Combine all ingredients for the maple sriracha sauce into a saucepan and bring to a simmer for 5 minutes. Let cool.

Putting it together

Preheat the oven to 325 degrees. 

Place the seasoned pork belly into a roasting pan (at least 4 inches deep) and pour the braising liquid around the chunks, enough to cover the meat up to the skin. Be sure not to fully submerge. Cover the pan with aluminum foil and roast for 2 hours.

Once cooked, remove the pan from the oven, uncover and drain the liquid. Bring the oven up to 400 degrees.

Toss the pork belly in maple sriracha sauce and return to the oven for 10–15 minutes, uncovered. Check for doneness by inserting a toothpick into the pork; it should slide through without resistance. Let cool for 5–10 minutes before serving. 

Chef’s tip: To serve, Rooney says, “It would go beautifully over mashed potatoes, or on a toasted grinder roll with a tangy coleslaw.
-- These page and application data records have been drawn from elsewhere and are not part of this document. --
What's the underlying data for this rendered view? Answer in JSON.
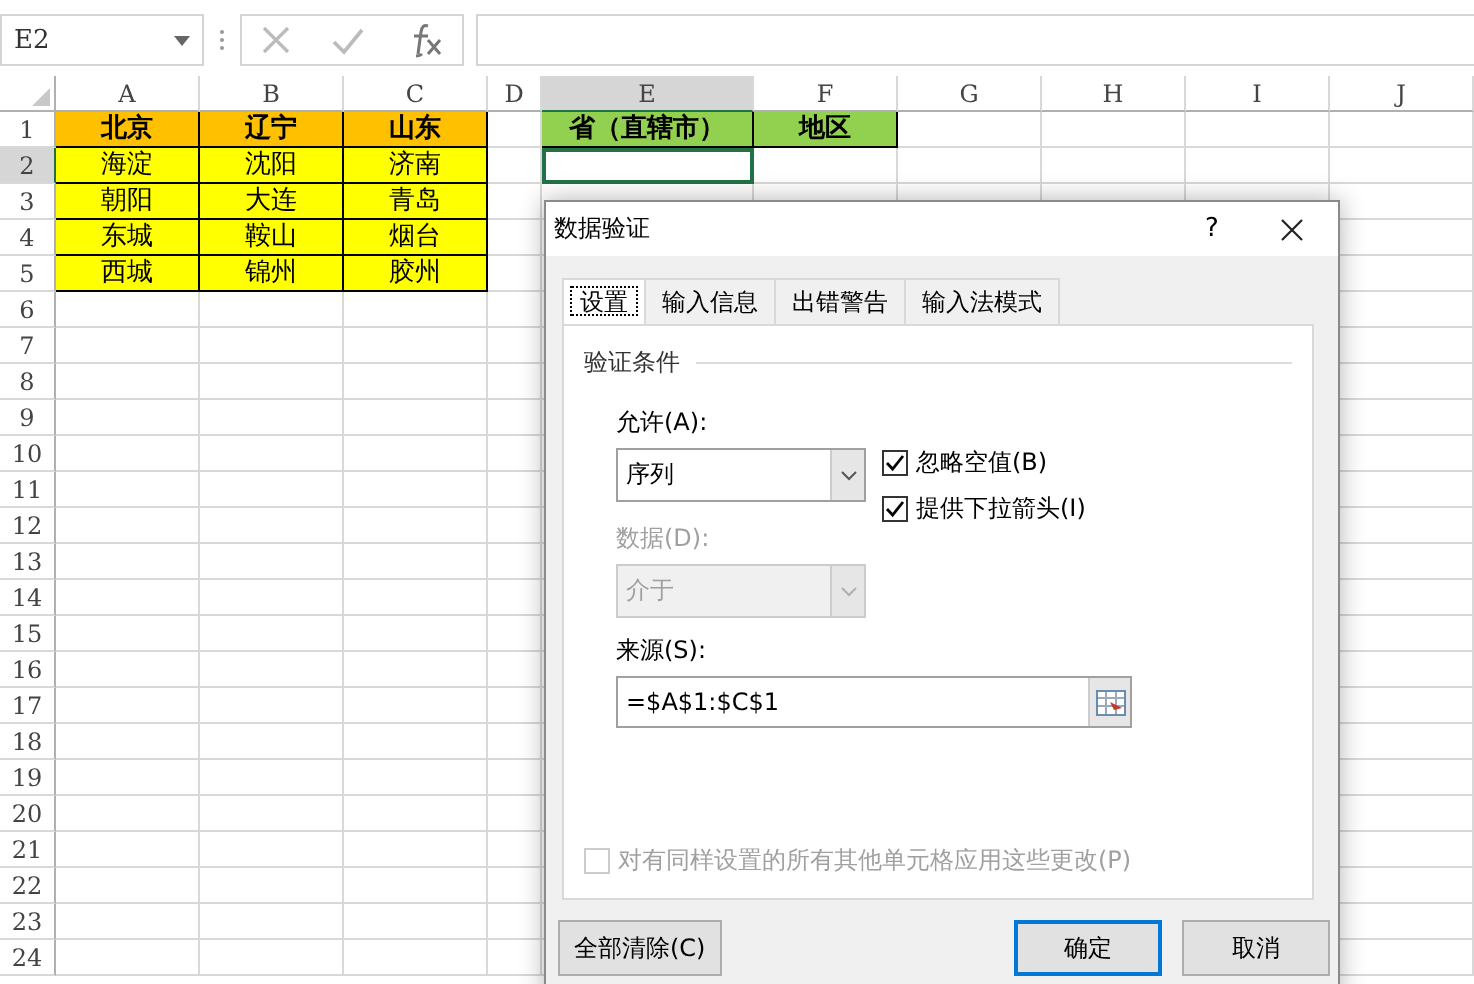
{
  "formula_bar": {
    "name_box": "E2"
  },
  "columns": [
    {
      "label": "A",
      "selected": false
    },
    {
      "label": "B",
      "selected": false
    },
    {
      "label": "C",
      "selected": false
    },
    {
      "label": "D",
      "selected": false
    },
    {
      "label": "E",
      "selected": true
    },
    {
      "label": "F",
      "selected": false
    },
    {
      "label": "G",
      "selected": false
    },
    {
      "label": "H",
      "selected": false
    },
    {
      "label": "I",
      "selected": false
    },
    {
      "label": "J",
      "selected": false
    }
  ],
  "rows": [
    {
      "label": "1",
      "selected": false
    },
    {
      "label": "2",
      "selected": true
    },
    {
      "label": "3",
      "selected": false
    },
    {
      "label": "4",
      "selected": false
    },
    {
      "label": "5",
      "selected": false
    },
    {
      "label": "6",
      "selected": false
    },
    {
      "label": "7",
      "selected": false
    },
    {
      "label": "8",
      "selected": false
    },
    {
      "label": "9",
      "selected": false
    },
    {
      "label": "10",
      "selected": false
    },
    {
      "label": "11",
      "selected": false
    },
    {
      "label": "12",
      "selected": false
    },
    {
      "label": "13",
      "selected": false
    },
    {
      "label": "14",
      "selected": false
    },
    {
      "label": "15",
      "selected": false
    },
    {
      "label": "16",
      "selected": false
    },
    {
      "label": "17",
      "selected": false
    },
    {
      "label": "18",
      "selected": false
    },
    {
      "label": "19",
      "selected": false
    },
    {
      "label": "20",
      "selected": false
    },
    {
      "label": "21",
      "selected": false
    },
    {
      "label": "22",
      "selected": false
    },
    {
      "label": "23",
      "selected": false
    },
    {
      "label": "24",
      "selected": false
    }
  ],
  "province_table": [
    {
      "cells": [
        {
          "text": "北京",
          "kind": "header",
          "color": "#ffc000"
        },
        {
          "text": "辽宁",
          "kind": "header",
          "color": "#ffc000"
        },
        {
          "text": "山东",
          "kind": "header",
          "color": "#ffc000"
        }
      ]
    },
    {
      "cells": [
        {
          "text": "海淀",
          "kind": "data",
          "color": "#ffff00"
        },
        {
          "text": "沈阳",
          "kind": "data",
          "color": "#ffff00"
        },
        {
          "text": "济南",
          "kind": "data",
          "color": "#ffff00"
        }
      ]
    },
    {
      "cells": [
        {
          "text": "朝阳",
          "kind": "data",
          "color": "#ffff00"
        },
        {
          "text": "大连",
          "kind": "data",
          "color": "#ffff00"
        },
        {
          "text": "青岛",
          "kind": "data",
          "color": "#ffff00"
        }
      ]
    },
    {
      "cells": [
        {
          "text": "东城",
          "kind": "data",
          "color": "#ffff00"
        },
        {
          "text": "鞍山",
          "kind": "data",
          "color": "#ffff00"
        },
        {
          "text": "烟台",
          "kind": "data",
          "color": "#ffff00"
        }
      ]
    },
    {
      "cells": [
        {
          "text": "西城",
          "kind": "data",
          "color": "#ffff00"
        },
        {
          "text": "锦州",
          "kind": "data",
          "color": "#ffff00"
        },
        {
          "text": "胶州",
          "kind": "data",
          "color": "#ffff00"
        }
      ]
    }
  ],
  "input_headers": [
    {
      "text": "省（直辖市）",
      "kind": "header",
      "color": "#92d050"
    },
    {
      "text": "地区",
      "kind": "header",
      "color": "#92d050"
    }
  ],
  "dialog": {
    "title": "数据验证",
    "help": "?",
    "tabs": [
      {
        "label": "设置",
        "selected": true
      },
      {
        "label": "输入信息",
        "selected": false
      },
      {
        "label": "出错警告",
        "selected": false
      },
      {
        "label": "输入法模式",
        "selected": false
      }
    ],
    "section": "验证条件",
    "allow": {
      "label": "允许(A):",
      "value": "序列",
      "disabled": false
    },
    "data": {
      "label": "数据(D):",
      "value": "介于",
      "disabled": true
    },
    "checkboxes": [
      {
        "label": "忽略空值(B)",
        "checked": true
      },
      {
        "label": "提供下拉箭头(I)",
        "checked": true
      }
    ],
    "source": {
      "label": "来源(S):",
      "value": "=$A$1:$C$1"
    },
    "apply_all": {
      "label": "对有同样设置的所有其他单元格应用这些更改(P)",
      "checked": false,
      "disabled": true
    },
    "buttons": [
      {
        "label": "全部清除(C)",
        "default": false
      },
      {
        "label": "确定",
        "default": true
      },
      {
        "label": "取消",
        "default": false
      }
    ]
  }
}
Leftovers can be used for tacos as well.”


Smoke ’em if you got one (smoker directions)

When preparing the dish using a smoker, all ingredients are the same, except you can use a larger, 8–10-pound pork belly, and there is no braising liquid)

Prepare the pork belly and maple sriracha sauce following the conventional directions.

Preheat the smoker to 250 degrees.

Place the cubed pork belly in the smoker on a tray or wire rack with 3 to 4 wood chunks on the hot coals. (Adjust accordingly if using an electric or pellet smoker.) Close the lid/door and cook for 2 hours.

Once cooked, transfer the pork belly cubes onto a large disposable aluminum pan and cover with aluminum foil. Return the pan into the smoker for another 2 hours.

After the final 2 hours of cooking, uncover the aluminum pan and drain almost all the liquid, leaving about a quarter-inch. Pour enough of the maple sriracha sauce over the pork belly burnt ends and mix until all cubes are evenly coated.

Place the pan back into the smoker (uncovered) and open the air vents (if available) to raise the temperature of the smoker to 325 degrees. Cook for an additional 15–20 minutes. (You can also use a conventional home oven for this step.)

Remove the pan from your smoker or oven and let rest at room temperature for about 10 minutes. During this resting period, you can lightly coat the pork belly with any remaining sauce, if desired, before serving.

Pamela Brown is a former English professor, a freelance writer, a marketing/PR specialist for the Jesse Lewis Choose Love Movement, and author of Faithful Love, her first novel that inspired a love of writing. Pamela resides in Connecticut with her daughter, Alexis, who makes her life an adventure. 

This article appears in the October 2021 issue of Connecticut MagazineYou can subscribe to Connecticut Magazine here, or find the current issue on sale hereSign up for our newsletter to get our latest and greatest content delivered right to your inbox. Have a question or comment? Email editor@connecticutmag.com. And follow us on Facebook and Instagram @connecticutmagazine and Twitter @connecticutmag.